### AIM OF THE EXERCISE:
Please copy the listing below in its entirety, without alteration.

### EXCERPTED DATA:
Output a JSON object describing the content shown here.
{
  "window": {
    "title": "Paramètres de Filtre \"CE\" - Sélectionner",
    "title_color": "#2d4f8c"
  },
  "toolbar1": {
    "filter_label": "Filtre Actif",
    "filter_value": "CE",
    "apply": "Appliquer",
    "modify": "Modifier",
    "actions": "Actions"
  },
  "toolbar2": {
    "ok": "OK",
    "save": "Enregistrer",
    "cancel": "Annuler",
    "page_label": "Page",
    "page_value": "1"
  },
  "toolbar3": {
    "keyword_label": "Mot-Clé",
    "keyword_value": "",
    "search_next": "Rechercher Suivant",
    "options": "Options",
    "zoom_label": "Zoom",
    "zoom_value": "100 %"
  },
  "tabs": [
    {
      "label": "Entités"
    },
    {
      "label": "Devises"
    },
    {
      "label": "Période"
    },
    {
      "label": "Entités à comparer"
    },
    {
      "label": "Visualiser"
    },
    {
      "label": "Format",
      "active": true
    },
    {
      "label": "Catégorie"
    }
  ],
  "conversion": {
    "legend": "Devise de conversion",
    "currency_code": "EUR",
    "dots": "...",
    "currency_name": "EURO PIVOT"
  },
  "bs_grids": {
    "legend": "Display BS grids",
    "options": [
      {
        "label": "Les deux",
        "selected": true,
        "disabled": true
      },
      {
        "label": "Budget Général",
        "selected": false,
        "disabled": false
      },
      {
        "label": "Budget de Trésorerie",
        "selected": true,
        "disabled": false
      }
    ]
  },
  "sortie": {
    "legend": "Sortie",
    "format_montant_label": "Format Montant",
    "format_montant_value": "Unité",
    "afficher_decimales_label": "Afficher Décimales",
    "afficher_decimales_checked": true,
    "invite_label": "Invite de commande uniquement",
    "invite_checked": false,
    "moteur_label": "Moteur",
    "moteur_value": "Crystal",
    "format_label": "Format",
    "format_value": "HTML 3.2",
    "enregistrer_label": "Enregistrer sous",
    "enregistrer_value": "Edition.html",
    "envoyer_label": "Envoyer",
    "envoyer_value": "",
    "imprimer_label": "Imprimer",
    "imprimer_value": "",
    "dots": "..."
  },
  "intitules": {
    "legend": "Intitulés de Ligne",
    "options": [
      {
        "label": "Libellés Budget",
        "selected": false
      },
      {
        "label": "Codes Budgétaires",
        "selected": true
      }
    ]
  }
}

### COMPLETED TASK:
Output a JSON object describing the content shown here.
{
  "window": {
    "title": "Paramètres de Filtre \"CE\" - Sélectionner",
    "title_color": "#2d4f8c"
  },
  "toolbar1": {
    "filter_label": "Filtre Actif",
    "filter_value": "CE",
    "apply": "Appliquer",
    "modify": "Modifier",
    "actions": "Actions"
  },
  "toolbar2": {
    "ok": "OK",
    "save": "Enregistrer",
    "cancel": "Annuler",
    "page_label": "Page",
    "page_value": "1"
  },
  "toolbar3": {
    "keyword_label": "Mot-Clé",
    "keyword_value": "",
    "search_next": "Rechercher Suivant",
    "options": "Options",
    "zoom_label": "Zoom",
    "zoom_value": "100 %"
  },
  "tabs": [
    {
      "label": "Entités"
    },
    {
      "label": "Devises"
    },
    {
      "label": "Période"
    },
    {
      "label": "Entités à comparer"
    },
    {
      "label": "Visualiser"
    },
    {
      "label": "Format",
      "active": true
    },
    {
      "label": "Catégorie"
    }
  ],
  "conversion": {
    "legend": "Devise de conversion",
    "currency_code": "EUR",
    "dots": "...",
    "currency_name": "EURO PIVOT"
  },
  "bs_grids": {
    "legend": "Display BS grids",
    "options": [
      {
        "label": "Les deux",
        "selected": true,
        "disabled": true
      },
      {
        "label": "Budget Général",
        "selected": false,
        "disabled": false
      },
      {
        "label": "Budget de Trésorerie",
        "selected": true,
        "disabled": false
      }
    ]
  },
  "sortie": {
    "legend": "Sortie",
    "format_montant_label": "Format Montant",
    "format_montant_value": "Unité",
    "afficher_decimales_label": "Afficher Décimales",
    "afficher_decimales_checked": true,
    "invite_label": "Invite de commande uniquement",
    "invite_checked": false,
    "moteur_label": "Moteur",
    "moteur_value": "Crystal",
    "format_label": "Format",
    "format_value": "HTML 3.2",
    "enregistrer_label": "Enregistrer sous",
    "enregistrer_value": "Edition.html",
    "envoyer_label": "Envoyer",
    "envoyer_value": "",
    "imprimer_label": "Imprimer",
    "imprimer_value": "",
    "dots": "..."
  },
  "intitules": {
    "legend": "Intitulés de Ligne",
    "options": [
      {
        "label": "Libellés Budget",
        "selected": false
      },
      {
        "label": "Codes Budgétaires",
        "selected": true
      }
    ]
  }
}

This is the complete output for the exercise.